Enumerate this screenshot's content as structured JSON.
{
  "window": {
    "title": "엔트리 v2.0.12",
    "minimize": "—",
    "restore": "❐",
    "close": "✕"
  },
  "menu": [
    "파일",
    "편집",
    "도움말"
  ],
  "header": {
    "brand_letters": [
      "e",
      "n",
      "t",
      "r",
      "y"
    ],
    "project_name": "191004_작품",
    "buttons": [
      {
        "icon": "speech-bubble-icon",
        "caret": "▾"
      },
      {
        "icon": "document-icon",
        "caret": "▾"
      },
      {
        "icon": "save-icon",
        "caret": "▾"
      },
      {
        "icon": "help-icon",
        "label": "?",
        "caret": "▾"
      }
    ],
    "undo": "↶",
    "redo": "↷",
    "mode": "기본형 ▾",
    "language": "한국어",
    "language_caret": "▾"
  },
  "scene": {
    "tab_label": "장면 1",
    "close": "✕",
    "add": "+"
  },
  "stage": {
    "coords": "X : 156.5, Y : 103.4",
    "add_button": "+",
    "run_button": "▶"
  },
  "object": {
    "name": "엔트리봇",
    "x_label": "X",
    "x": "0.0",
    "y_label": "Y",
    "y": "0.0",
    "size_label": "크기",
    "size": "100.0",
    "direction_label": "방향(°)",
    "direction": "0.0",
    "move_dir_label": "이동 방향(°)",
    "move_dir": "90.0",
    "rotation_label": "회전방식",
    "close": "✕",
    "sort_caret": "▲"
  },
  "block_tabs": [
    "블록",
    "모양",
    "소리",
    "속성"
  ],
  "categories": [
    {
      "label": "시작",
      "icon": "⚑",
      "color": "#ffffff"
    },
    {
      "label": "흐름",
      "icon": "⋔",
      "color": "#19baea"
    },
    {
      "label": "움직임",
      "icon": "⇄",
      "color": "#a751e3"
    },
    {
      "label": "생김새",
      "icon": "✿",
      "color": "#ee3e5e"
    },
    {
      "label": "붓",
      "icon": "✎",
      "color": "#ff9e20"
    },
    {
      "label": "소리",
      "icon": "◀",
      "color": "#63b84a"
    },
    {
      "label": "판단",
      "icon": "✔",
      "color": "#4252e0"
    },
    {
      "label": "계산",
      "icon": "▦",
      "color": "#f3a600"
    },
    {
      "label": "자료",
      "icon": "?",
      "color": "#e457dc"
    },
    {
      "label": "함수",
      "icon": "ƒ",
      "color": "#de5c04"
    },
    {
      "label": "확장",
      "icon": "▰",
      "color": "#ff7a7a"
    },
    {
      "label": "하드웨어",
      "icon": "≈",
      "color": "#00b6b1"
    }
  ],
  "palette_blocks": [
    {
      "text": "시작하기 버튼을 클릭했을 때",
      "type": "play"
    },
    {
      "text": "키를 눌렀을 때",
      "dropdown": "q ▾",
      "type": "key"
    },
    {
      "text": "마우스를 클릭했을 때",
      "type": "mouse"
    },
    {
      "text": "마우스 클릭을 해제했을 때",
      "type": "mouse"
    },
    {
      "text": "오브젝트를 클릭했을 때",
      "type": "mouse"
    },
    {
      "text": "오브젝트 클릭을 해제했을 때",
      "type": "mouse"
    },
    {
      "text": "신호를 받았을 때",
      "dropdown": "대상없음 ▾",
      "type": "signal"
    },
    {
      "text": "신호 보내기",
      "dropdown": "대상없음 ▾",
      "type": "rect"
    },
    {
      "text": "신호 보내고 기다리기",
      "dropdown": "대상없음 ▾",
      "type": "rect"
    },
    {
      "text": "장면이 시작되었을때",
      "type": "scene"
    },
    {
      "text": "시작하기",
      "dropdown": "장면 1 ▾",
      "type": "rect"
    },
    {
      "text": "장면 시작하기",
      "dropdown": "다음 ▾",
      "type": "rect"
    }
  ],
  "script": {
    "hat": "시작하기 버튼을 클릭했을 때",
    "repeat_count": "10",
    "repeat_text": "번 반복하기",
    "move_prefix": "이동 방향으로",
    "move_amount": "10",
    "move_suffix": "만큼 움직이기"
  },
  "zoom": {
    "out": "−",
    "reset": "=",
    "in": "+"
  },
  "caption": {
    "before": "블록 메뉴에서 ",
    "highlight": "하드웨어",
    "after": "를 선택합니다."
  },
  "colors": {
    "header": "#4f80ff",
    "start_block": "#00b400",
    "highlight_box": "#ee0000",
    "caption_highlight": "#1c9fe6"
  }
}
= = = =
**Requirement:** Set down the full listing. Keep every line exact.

**Result of this task:**
Enumerate this screenshot's content as structured JSON.
{
  "window": {
    "title": "엔트리 v2.0.12",
    "minimize": "—",
    "restore": "❐",
    "close": "✕"
  },
  "menu": [
    "파일",
    "편집",
    "도움말"
  ],
  "header": {
    "brand_letters": [
      "e",
      "n",
      "t",
      "r",
      "y"
    ],
    "project_name": "191004_작품",
    "buttons": [
      {
        "icon": "speech-bubble-icon",
        "caret": "▾"
      },
      {
        "icon": "document-icon",
        "caret": "▾"
      },
      {
        "icon": "save-icon",
        "caret": "▾"
      },
      {
        "icon": "help-icon",
        "label": "?",
        "caret": "▾"
      }
    ],
    "undo": "↶",
    "redo": "↷",
    "mode": "기본형 ▾",
    "language": "한국어",
    "language_caret": "▾"
  },
  "scene": {
    "tab_label": "장면 1",
    "close": "✕",
    "add": "+"
  },
  "stage": {
    "coords": "X : 156.5, Y : 103.4",
    "add_button": "+",
    "run_button": "▶"
  },
  "object": {
    "name": "엔트리봇",
    "x_label": "X",
    "x": "0.0",
    "y_label": "Y",
    "y": "0.0",
    "size_label": "크기",
    "size": "100.0",
    "direction_label": "방향(°)",
    "direction": "0.0",
    "move_dir_label": "이동 방향(°)",
    "move_dir": "90.0",
    "rotation_label": "회전방식",
    "close": "✕",
    "sort_caret": "▲"
  },
  "block_tabs": [
    "블록",
    "모양",
    "소리",
    "속성"
  ],
  "categories": [
    {
      "label": "시작",
      "icon": "⚑",
      "color": "#ffffff"
    },
    {
      "label": "흐름",
      "icon": "⋔",
      "color": "#19baea"
    },
    {
      "label": "움직임",
      "icon": "⇄",
      "color": "#a751e3"
    },
    {
      "label": "생김새",
      "icon": "✿",
      "color": "#ee3e5e"
    },
    {
      "label": "붓",
      "icon": "✎",
      "color": "#ff9e20"
    },
    {
      "label": "소리",
      "icon": "◀",
      "color": "#63b84a"
    },
    {
      "label": "판단",
      "icon": "✔",
      "color": "#4252e0"
    },
    {
      "label": "계산",
      "icon": "▦",
      "color": "#f3a600"
    },
    {
      "label": "자료",
      "icon": "?",
      "color": "#e457dc"
    },
    {
      "label": "함수",
      "icon": "ƒ",
      "color": "#de5c04"
    },
    {
      "label": "확장",
      "icon": "▰",
      "color": "#ff7a7a"
    },
    {
      "label": "하드웨어",
      "icon": "≈",
      "color": "#00b6b1"
    }
  ],
  "palette_blocks": [
    {
      "text": "시작하기 버튼을 클릭했을 때",
      "type": "play"
    },
    {
      "text": "키를 눌렀을 때",
      "dropdown": "q ▾",
      "type": "key"
    },
    {
      "text": "마우스를 클릭했을 때",
      "type": "mouse"
    },
    {
      "text": "마우스 클릭을 해제했을 때",
      "type": "mouse"
    },
    {
      "text": "오브젝트를 클릭했을 때",
      "type": "mouse"
    },
    {
      "text": "오브젝트 클릭을 해제했을 때",
      "type": "mouse"
    },
    {
      "text": "신호를 받았을 때",
      "dropdown": "대상없음 ▾",
      "type": "signal"
    },
    {
      "text": "신호 보내기",
      "dropdown": "대상없음 ▾",
      "type": "rect"
    },
    {
      "text": "신호 보내고 기다리기",
      "dropdown": "대상없음 ▾",
      "type": "rect"
    },
    {
      "text": "장면이 시작되었을때",
      "type": "scene"
    },
    {
      "text": "시작하기",
      "dropdown": "장면 1 ▾",
      "type": "rect"
    },
    {
      "text": "장면 시작하기",
      "dropdown": "다음 ▾",
      "type": "rect"
    }
  ],
  "script": {
    "hat": "시작하기 버튼을 클릭했을 때",
    "repeat_count": "10",
    "repeat_text": "번 반복하기",
    "move_prefix": "이동 방향으로",
    "move_amount": "10",
    "move_suffix": "만큼 움직이기"
  },
  "zoom": {
    "out": "−",
    "reset": "=",
    "in": "+"
  },
  "caption": {
    "before": "블록 메뉴에서 ",
    "highlight": "하드웨어",
    "after": "를 선택합니다."
  },
  "colors": {
    "header": "#4f80ff",
    "start_block": "#00b400",
    "highlight_box": "#ee0000",
    "caption_highlight": "#1c9fe6"
  }
}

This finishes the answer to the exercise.